## AVAILABLE DATA
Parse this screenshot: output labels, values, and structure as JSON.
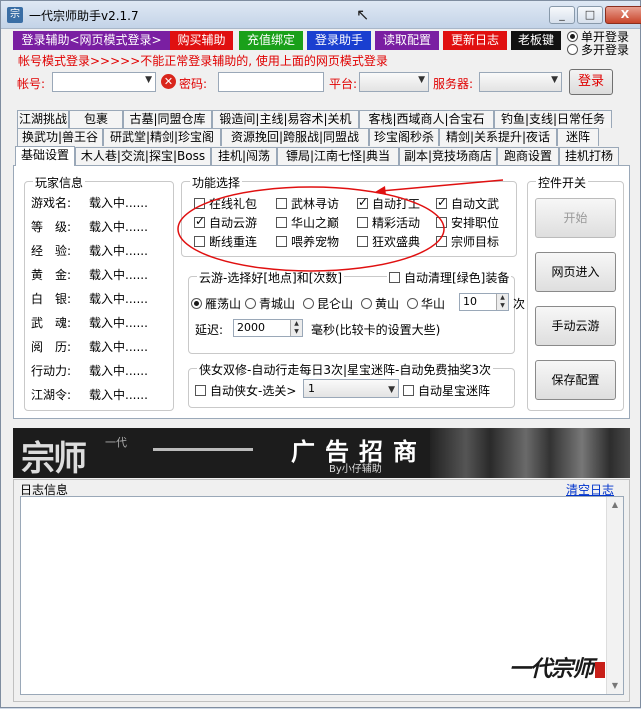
{
  "window": {
    "title": "一代宗师助手v2.1.7",
    "controls": [
      "_",
      "□",
      "X"
    ]
  },
  "toolbar": {
    "buttons": [
      {
        "label": "登录辅助<网页模式登录>",
        "color": "#7a1fa2"
      },
      {
        "label": "购买辅助",
        "color": "#e01010"
      },
      {
        "label": "充值绑定",
        "color": "#1aa01a"
      },
      {
        "label": "登录助手",
        "color": "#1a3fd0"
      },
      {
        "label": "读取配置",
        "color": "#7a1fa2"
      },
      {
        "label": "更新日志",
        "color": "#e01010"
      },
      {
        "label": "老板键",
        "color": "#111111"
      }
    ],
    "login_mode": {
      "single": "单开登录",
      "multi": "多开登录",
      "selected": "single"
    }
  },
  "notice": "帐号模式登录>>>>>不能正常登录辅助的, 使用上面的网页模式登录",
  "login": {
    "account_label": "帐号:",
    "password_label": "密码:",
    "platform_label": "平台:",
    "server_label": "服务器:",
    "login_button": "登录"
  },
  "tabs": {
    "row1": [
      "江湖挑战",
      "包裹",
      "古墓|同盟仓库",
      "锻造间|主线|易容术|关机",
      "客栈|西域商人|合宝石",
      "钓鱼|支线|日常任务"
    ],
    "row2": [
      "换武功|兽王谷",
      "研武堂|精剑|珍宝阁",
      "资源挽回|跨服战|同盟战",
      "珍宝阁秒杀",
      "精剑|关系提升|夜话",
      "迷阵"
    ],
    "row3": [
      "基础设置",
      "木人巷|交流|探宝|Boss",
      "挂机|闯荡",
      "镖局|江南七怪|典当",
      "副本|竞技场商店",
      "跑商设置",
      "挂机打杨"
    ],
    "active": "基础设置"
  },
  "player_info": {
    "title": "玩家信息",
    "rows": [
      {
        "label": "游戏名:",
        "value": "载入中......"
      },
      {
        "label": "等　级:",
        "value": "载入中......"
      },
      {
        "label": "经　验:",
        "value": "载入中......"
      },
      {
        "label": "黄　金:",
        "value": "载入中......"
      },
      {
        "label": "白　银:",
        "value": "载入中......"
      },
      {
        "label": "武　魂:",
        "value": "载入中......"
      },
      {
        "label": "阅　历:",
        "value": "载入中......"
      },
      {
        "label": "行动力:",
        "value": "载入中......"
      },
      {
        "label": "江湖令:",
        "value": "载入中......"
      }
    ]
  },
  "features": {
    "title": "功能选择",
    "items": [
      {
        "label": "在线礼包",
        "checked": false
      },
      {
        "label": "武林寻访",
        "checked": false
      },
      {
        "label": "自动打工",
        "checked": true
      },
      {
        "label": "自动文武",
        "checked": true
      },
      {
        "label": "自动云游",
        "checked": true
      },
      {
        "label": "华山之巅",
        "checked": false
      },
      {
        "label": "精彩活动",
        "checked": false
      },
      {
        "label": "安排职位",
        "checked": false
      },
      {
        "label": "断线重连",
        "checked": false
      },
      {
        "label": "喂养宠物",
        "checked": false
      },
      {
        "label": "狂欢盛典",
        "checked": false
      },
      {
        "label": "宗师目标",
        "checked": false
      }
    ]
  },
  "cloud_travel": {
    "title": "云游-选择好[地点]和[次数]",
    "auto_clean_label": "自动清理[绿色]装备",
    "auto_clean_checked": false,
    "locations": [
      "雁荡山",
      "青城山",
      "昆仑山",
      "黄山",
      "华山"
    ],
    "selected_location": "雁荡山",
    "count": "10",
    "count_unit": "次",
    "delay_label": "延迟:",
    "delay_value": "2000",
    "delay_hint": "毫秒(比较卡的设置大些)"
  },
  "partner": {
    "title": "侠女双修-自动行走每日3次|星宝迷阵-自动免费抽奖3次",
    "auto_partner_label": "自动侠女-选关>",
    "auto_partner_checked": false,
    "stage_value": "1",
    "auto_star_label": "自动星宝迷阵",
    "auto_star_checked": false
  },
  "controls": {
    "title": "控件开关",
    "buttons": [
      {
        "label": "开始",
        "enabled": false
      },
      {
        "label": "网页进入",
        "enabled": true
      },
      {
        "label": "手动云游",
        "enabled": true
      },
      {
        "label": "保存配置",
        "enabled": true
      }
    ]
  },
  "banner": {
    "brush_text": "宗师",
    "brush_sub": "一代",
    "ad_text": "广告招商",
    "by_text": "By小仔辅助"
  },
  "log": {
    "title": "日志信息",
    "clear_link": "清空日志"
  },
  "watermark": "一代宗师"
}
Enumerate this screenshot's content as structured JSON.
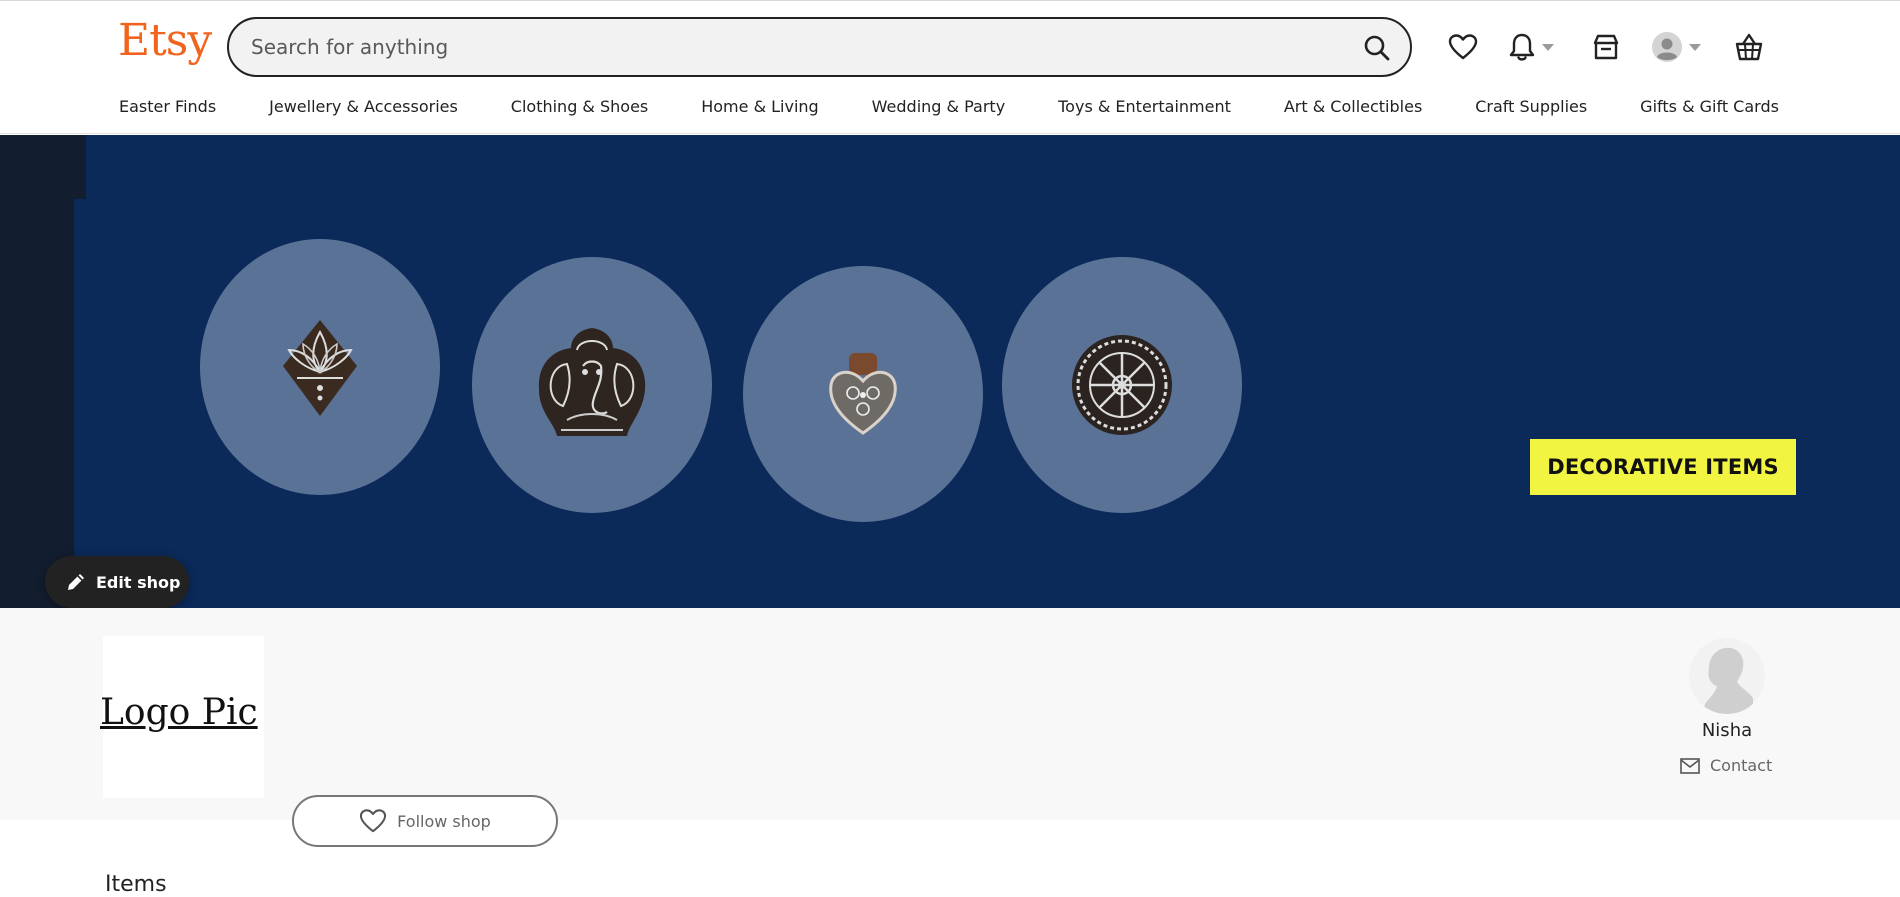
{
  "header": {
    "logo": "Etsy",
    "search_placeholder": "Search for anything",
    "icons": [
      "heart-icon",
      "bell-icon",
      "shop-manager-icon",
      "account-icon",
      "basket-icon"
    ]
  },
  "categories": [
    "Easter Finds",
    "Jewellery & Accessories",
    "Clothing & Shoes",
    "Home & Living",
    "Wedding & Party",
    "Toys & Entertainment",
    "Art & Collectibles",
    "Craft Supplies",
    "Gifts & Gift Cards"
  ],
  "banner": {
    "label": "DECORATIVE ITEMS",
    "items": [
      "lotus-stamp",
      "ganesha-stamp",
      "heart-stamp",
      "mandala-stamp"
    ],
    "edit_label": "Edit shop"
  },
  "shop": {
    "logo_text": "Logo Pic",
    "follow_label": "Follow shop",
    "owner_name": "Nisha",
    "contact_label": "Contact"
  },
  "items_heading": "Items",
  "colors": {
    "brand": "#f1641e",
    "banner_bg": "#0b2a5a",
    "label_bg": "#f1f542"
  }
}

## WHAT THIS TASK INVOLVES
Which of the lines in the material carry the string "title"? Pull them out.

## EXPECTED ANSWER
    "title": "一代宗师助手v2.1.7",
    "title": "玩家信息",
    "title": "功能选择",
    "title": "云游-选择好[地点]和[次数]",
    "title": "侠女双修-自动行走每日3次|星宝迷阵-自动免费抽奖3次",
    "title": "控件开关",
    "title": "日志信息",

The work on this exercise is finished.